- the economic conditions that factored into hardware component choices
- the training required for developers to move from 2D offline games to 3D online games
- the odd ramifications of having to ship games on GD-ROM instead of on DVD-ROM
- the structure of Japanese game studios in the late 1990s
- the communication channels between Sega and third party developers
- the way the internet was beginning to change fan engagement with developers
- the technical tools provided by Sega to help developers make Dreamcast games
At the end of this journey, the reader comes away with a grasp of how immense a task releasing a game console is, and how a lot of it isn’t necessarily under anyone’s control.
Despite my love for the console-centric first section, the chapters on individual games are also very much worth reading. Each of the games is analysed through the lens of space, which is fitting as the Dreamcast came out at a time that developers were finally getting a handle on what to do with 3D, networked space.
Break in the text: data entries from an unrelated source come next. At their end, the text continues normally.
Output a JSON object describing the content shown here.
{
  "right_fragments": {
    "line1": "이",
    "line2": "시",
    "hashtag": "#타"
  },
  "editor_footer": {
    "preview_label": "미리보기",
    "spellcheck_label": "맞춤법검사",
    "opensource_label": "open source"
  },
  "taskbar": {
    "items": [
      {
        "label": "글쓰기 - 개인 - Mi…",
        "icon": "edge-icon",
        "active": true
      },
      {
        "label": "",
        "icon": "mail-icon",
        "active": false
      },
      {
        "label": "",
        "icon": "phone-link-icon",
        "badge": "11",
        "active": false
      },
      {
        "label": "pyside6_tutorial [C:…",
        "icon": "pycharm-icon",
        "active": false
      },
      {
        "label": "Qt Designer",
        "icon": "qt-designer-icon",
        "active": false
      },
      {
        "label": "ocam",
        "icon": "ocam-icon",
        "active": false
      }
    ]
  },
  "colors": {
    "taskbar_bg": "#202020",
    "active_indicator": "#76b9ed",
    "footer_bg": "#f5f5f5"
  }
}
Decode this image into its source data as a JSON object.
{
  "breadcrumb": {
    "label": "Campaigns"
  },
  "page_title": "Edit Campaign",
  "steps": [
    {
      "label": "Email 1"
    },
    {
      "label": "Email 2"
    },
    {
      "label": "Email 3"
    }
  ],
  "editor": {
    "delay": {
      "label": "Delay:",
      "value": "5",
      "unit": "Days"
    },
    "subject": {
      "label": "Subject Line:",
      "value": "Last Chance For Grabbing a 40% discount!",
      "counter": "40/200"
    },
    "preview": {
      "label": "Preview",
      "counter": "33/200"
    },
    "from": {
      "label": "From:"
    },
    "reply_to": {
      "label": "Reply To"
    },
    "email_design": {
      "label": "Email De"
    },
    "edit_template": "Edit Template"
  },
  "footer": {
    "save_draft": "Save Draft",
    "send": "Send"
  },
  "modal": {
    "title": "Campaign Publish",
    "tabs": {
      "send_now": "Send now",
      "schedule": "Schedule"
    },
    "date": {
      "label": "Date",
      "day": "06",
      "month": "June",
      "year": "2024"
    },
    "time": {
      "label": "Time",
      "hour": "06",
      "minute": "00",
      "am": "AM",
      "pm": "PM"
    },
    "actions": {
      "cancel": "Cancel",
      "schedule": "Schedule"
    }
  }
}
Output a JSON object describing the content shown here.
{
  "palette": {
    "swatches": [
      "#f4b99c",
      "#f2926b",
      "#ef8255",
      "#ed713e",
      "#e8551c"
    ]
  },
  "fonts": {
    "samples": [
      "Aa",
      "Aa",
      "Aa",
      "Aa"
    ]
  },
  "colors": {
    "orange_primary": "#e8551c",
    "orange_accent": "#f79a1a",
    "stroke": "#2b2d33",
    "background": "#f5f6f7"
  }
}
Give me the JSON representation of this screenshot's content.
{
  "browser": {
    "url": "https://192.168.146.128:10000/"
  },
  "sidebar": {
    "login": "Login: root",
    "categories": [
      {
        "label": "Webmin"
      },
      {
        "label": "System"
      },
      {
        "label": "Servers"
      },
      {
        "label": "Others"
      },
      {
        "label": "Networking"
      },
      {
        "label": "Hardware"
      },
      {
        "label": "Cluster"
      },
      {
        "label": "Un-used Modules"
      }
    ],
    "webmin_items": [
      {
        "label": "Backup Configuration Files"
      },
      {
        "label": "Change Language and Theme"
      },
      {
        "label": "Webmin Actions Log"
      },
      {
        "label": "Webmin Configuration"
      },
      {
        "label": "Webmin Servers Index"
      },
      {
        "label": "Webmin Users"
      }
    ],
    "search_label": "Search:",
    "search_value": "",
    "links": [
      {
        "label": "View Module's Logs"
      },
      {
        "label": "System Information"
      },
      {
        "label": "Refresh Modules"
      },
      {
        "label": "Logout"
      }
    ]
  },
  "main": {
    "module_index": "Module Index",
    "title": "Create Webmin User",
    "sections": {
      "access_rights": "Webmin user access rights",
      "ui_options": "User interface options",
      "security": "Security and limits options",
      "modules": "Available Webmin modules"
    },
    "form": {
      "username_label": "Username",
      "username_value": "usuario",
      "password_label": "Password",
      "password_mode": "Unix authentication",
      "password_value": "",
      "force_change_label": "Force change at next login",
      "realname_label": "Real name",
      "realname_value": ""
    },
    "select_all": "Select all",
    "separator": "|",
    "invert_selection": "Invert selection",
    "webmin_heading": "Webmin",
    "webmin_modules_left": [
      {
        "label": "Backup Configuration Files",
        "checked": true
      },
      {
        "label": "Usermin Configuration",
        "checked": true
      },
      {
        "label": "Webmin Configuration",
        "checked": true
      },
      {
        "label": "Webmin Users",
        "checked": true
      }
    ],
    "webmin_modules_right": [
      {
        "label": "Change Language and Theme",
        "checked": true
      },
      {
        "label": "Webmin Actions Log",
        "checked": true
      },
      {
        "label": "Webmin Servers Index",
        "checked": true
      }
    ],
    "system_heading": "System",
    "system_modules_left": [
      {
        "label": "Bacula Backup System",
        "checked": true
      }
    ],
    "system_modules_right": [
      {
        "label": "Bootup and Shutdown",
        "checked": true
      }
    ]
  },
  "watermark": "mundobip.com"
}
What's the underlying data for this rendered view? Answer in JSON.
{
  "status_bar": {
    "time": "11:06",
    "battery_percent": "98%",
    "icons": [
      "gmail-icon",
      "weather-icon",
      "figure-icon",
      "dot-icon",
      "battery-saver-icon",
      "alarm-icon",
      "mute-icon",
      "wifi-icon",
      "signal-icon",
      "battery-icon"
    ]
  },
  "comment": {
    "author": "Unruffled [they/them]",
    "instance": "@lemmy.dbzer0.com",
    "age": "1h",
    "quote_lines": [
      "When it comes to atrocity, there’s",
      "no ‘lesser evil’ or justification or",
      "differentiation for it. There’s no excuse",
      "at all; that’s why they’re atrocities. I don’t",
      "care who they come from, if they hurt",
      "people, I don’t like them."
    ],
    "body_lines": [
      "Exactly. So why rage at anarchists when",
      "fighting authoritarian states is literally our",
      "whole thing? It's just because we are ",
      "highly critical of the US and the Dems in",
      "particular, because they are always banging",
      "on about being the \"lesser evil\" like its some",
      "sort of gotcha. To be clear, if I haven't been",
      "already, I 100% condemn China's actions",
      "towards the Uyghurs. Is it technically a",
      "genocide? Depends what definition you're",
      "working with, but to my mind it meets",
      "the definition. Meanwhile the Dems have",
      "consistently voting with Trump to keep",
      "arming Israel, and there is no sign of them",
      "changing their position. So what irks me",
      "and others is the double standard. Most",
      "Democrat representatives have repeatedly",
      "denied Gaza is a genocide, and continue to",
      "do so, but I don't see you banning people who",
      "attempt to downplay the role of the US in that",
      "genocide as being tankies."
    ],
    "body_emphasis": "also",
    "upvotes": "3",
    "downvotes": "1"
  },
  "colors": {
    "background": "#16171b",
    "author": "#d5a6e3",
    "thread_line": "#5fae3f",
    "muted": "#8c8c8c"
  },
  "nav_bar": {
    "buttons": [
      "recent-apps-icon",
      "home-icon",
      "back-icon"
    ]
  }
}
The section on Skies of Arcadia considers the history of the JRPG and where the JRPG was situated in relation to the rest of Japanese culture in the 1990s. Street then draws a beautifully constructed line from the game’s spatiality, architecture, and movement to the brave new world of 3D networked consoles that was being ushered in by the Dreamcast.
Street’s look at Phantasy Star Online is the weakest part of the book. That’s not to say it’s bad: its central thesis is that Phantasy Star Online’s space consists primarily of people rather than 3D architecture. The chapter relies heavily on interviews with people who played the game around the time of its release. The interviews are interesting but I’d like to have seen more discussion of the technical troubles that the developers at Sonic Team surely encountered when building one of the first major console MMOs.
Shenmue is a fitting game for the book to end on. Much as the Dreamcast is nostalgically viewed as a potentially revolutionary console cut tragically short, Shenmue is looked back upon as an ambitious game that could have changed the industry in the way Grand Theft Auto III did two years later.
Dreamcast Worlds looks at the shared legacy of a console and its games, and gives its complicated subject-matter the treatment it deserves. It looks at the Dreamcast and its era with fresh eyes, mindful of history but never reducing the Dreamcast to a bullet point or a casualty in the ongoing “console wars” narrative. I can only hope that readers of Dreamcast Worlds will apply a little bit of its generous, considered approach the next time they find themselves discussing the relative merits of our new crop of consoles.
Darius Kazemi is a web programmer at Bocoup who spent a decade working on MMORPGs, Facebook games, and weirdo indie stuff. These days he makes a lot of Twitter bots and is writing a book about Jagged Alliance 2.
Rear-view mirror photo by Yu Lan, Shutterstock.